Much of the electric infrastructure in the US is dated bordering on chewing gum and piano wire constuction relative to current needs. The superstorm Sandy has forced towns and institutions to rethink local infrastructure as waiting for utilities is no longer practical. Combined heat and power - CHP - projects are popping up throughout the Northeast.
Then there are the micro grids within the micro grid, known as "clusters," each connected to several types of electricity generators. These sources, say solar panels and a natural gas generator, are paired together to ensure there will always be electricity. So, when the sun goes down or the wind stops blowing, another power source kicks in. The locations of each cluster will be determined by the power needs in that section of the grid. A cluster containing cogeneration, for instance, might be situated near an apartment building, where the inhabitants use energy day and night, whereas a cluster containing solar panels might be located near an office building, which uses electricity mostly from 9 A.M to 5 P.M.
Each local power source can switch from one grid to the other because it essentially has two sets of wires: one that connects it to PS&G's grid and one that connects it to the micro grid. A power source will never be connected to both grids simultaneously. In fact, the power source must first be disconnected from one grid before it can be connected to the other.

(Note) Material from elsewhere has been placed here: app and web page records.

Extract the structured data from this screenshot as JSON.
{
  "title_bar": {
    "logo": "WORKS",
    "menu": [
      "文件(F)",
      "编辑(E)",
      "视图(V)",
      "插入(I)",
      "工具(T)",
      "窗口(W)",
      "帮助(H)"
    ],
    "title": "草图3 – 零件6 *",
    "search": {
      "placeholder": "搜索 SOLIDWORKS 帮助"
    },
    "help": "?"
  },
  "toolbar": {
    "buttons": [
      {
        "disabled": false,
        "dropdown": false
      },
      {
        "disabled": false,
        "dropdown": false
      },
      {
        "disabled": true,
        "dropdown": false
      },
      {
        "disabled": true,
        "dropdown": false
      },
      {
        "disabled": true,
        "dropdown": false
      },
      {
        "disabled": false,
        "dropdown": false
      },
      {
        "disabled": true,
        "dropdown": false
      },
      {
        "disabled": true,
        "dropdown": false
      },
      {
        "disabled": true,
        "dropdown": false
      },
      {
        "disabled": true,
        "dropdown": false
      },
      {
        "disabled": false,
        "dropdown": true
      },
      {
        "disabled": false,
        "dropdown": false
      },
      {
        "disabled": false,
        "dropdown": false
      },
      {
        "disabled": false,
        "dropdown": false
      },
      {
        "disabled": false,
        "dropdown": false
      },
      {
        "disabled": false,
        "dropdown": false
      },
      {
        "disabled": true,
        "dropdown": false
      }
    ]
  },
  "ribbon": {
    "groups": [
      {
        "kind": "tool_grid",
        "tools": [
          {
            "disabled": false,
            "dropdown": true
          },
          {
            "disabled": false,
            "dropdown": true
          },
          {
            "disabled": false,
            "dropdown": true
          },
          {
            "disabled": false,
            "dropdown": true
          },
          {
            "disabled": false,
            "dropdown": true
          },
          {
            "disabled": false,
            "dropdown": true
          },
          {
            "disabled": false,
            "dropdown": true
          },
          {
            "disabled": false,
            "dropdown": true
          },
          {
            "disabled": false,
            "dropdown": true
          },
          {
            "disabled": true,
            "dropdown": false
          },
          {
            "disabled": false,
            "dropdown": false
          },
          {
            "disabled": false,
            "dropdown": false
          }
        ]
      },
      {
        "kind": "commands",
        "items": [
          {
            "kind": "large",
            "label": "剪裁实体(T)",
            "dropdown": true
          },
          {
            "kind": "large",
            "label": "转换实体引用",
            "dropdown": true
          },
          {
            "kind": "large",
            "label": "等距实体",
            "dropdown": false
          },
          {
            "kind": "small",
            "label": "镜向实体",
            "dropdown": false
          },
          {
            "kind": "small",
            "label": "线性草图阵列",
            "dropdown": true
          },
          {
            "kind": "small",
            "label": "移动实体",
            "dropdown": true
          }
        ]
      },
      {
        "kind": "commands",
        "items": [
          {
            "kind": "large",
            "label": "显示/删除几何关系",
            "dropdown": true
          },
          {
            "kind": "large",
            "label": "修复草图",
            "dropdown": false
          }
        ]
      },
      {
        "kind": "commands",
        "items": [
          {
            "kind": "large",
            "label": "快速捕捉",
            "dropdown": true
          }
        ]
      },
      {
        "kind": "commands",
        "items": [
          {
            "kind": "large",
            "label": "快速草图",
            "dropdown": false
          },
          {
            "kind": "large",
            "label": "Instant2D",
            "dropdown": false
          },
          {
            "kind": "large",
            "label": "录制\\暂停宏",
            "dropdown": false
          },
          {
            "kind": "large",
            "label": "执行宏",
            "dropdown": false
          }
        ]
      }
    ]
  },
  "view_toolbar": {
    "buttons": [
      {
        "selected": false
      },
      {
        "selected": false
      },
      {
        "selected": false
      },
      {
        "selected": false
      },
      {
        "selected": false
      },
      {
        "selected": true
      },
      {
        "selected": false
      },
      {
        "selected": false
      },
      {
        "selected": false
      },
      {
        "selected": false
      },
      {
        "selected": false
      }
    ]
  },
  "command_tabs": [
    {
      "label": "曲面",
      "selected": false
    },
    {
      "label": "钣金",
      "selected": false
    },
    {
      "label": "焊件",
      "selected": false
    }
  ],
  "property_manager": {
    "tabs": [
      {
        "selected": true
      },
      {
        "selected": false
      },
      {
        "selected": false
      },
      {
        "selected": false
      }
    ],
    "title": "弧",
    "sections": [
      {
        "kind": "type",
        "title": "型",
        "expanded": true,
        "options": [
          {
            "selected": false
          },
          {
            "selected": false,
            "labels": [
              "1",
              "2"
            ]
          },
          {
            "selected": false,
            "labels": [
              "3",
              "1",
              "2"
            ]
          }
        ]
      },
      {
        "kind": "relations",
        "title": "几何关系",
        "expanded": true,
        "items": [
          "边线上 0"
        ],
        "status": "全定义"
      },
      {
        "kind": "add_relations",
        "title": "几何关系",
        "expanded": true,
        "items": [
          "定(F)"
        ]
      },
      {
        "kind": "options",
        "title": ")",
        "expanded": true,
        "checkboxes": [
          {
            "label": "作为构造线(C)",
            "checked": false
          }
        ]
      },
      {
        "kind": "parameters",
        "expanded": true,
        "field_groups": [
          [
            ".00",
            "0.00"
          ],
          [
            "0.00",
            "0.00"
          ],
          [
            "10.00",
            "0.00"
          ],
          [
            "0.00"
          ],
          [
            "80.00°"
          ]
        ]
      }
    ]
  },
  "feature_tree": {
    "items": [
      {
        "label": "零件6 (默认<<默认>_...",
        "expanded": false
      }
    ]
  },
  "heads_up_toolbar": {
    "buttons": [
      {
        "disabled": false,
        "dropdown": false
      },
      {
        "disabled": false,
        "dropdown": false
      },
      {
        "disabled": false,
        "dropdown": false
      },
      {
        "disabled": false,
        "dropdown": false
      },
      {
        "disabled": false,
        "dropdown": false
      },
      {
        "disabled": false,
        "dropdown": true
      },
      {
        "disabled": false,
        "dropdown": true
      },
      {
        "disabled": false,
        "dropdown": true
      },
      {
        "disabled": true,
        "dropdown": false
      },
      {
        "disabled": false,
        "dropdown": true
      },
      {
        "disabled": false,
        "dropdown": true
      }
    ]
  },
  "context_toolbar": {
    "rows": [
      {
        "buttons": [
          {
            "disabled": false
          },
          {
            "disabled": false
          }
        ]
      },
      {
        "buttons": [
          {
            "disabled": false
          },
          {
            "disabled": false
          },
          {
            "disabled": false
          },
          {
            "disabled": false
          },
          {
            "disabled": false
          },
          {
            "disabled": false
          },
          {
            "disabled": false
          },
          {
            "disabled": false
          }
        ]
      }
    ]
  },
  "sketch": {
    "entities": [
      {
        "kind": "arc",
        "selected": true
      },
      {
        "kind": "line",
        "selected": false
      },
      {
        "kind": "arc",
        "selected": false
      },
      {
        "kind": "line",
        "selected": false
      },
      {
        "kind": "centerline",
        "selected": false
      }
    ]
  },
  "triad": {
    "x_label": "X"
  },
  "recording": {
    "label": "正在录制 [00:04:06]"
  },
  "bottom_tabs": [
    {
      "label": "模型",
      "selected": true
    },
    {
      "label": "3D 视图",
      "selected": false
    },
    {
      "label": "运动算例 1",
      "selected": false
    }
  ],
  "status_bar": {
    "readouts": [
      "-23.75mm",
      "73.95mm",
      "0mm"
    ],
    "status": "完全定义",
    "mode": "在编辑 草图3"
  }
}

That's no accident. One of PS&G's concerns all along has been power coming into their lines unexpectedly. What if they had a power outage and shut down a section of their grid in order to work on it? If the two grids were connected, power from the micro grid could flow back into PSE&G's lines and blow a transformer—or worse, electrocute a worker. "Their lines will not be attached to our lines," says Ananda Kanapathy, director of electric and gas asset strategy at PSE&G. "Their grid will be separated and isolated from us."
At this time most are supplementary, but there is a chance this may disrupt utilties down the road.